(Work to be completed):
Your response should reproduce every line of the entries that contains the word "with".
═══ Records provided ═══
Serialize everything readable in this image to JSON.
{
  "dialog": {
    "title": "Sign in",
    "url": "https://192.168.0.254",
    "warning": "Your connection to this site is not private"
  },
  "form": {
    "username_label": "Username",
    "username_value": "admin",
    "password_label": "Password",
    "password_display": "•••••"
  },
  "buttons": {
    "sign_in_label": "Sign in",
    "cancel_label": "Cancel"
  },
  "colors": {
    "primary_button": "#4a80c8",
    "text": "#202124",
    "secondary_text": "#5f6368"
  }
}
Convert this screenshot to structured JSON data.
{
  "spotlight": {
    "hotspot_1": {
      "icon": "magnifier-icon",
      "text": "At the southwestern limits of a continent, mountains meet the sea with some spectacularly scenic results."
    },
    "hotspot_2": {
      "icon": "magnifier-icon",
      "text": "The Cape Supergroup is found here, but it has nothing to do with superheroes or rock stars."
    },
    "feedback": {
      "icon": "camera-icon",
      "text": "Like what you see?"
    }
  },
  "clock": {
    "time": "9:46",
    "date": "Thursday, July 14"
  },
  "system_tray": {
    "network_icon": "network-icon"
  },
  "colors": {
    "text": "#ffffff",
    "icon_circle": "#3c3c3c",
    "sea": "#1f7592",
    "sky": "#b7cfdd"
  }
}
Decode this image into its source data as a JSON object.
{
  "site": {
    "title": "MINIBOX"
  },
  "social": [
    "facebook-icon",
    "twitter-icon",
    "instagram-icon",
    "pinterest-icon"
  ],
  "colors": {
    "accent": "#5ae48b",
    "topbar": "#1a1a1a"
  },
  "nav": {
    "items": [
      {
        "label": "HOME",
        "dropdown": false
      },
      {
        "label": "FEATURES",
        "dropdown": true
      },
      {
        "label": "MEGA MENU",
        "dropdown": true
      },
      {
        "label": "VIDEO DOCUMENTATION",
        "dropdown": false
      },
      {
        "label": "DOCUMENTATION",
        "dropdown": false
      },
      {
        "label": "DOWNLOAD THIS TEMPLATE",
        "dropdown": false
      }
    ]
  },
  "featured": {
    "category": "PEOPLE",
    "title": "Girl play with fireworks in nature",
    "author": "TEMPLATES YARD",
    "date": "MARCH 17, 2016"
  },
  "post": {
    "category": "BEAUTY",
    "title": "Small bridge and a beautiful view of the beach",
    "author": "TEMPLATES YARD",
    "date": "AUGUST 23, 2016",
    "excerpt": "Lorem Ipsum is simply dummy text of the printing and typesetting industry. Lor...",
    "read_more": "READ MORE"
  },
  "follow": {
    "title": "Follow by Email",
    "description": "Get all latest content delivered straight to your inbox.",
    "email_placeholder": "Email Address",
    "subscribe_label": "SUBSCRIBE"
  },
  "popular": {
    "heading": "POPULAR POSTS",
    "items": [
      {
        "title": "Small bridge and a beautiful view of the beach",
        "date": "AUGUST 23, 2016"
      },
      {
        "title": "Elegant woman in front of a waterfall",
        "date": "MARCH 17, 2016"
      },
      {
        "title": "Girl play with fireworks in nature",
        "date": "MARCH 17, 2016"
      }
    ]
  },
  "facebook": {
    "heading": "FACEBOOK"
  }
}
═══
(Solution below):
      "text": "At the southwestern limits of a continent, mountains meet the sea with some spectacularly scenic results."
      "text": "The Cape Supergroup is found here, but it has nothing to do with superheroes or rock stars."
    "title": "Girl play with fireworks in nature",
        "title": "Girl play with fireworks in nature",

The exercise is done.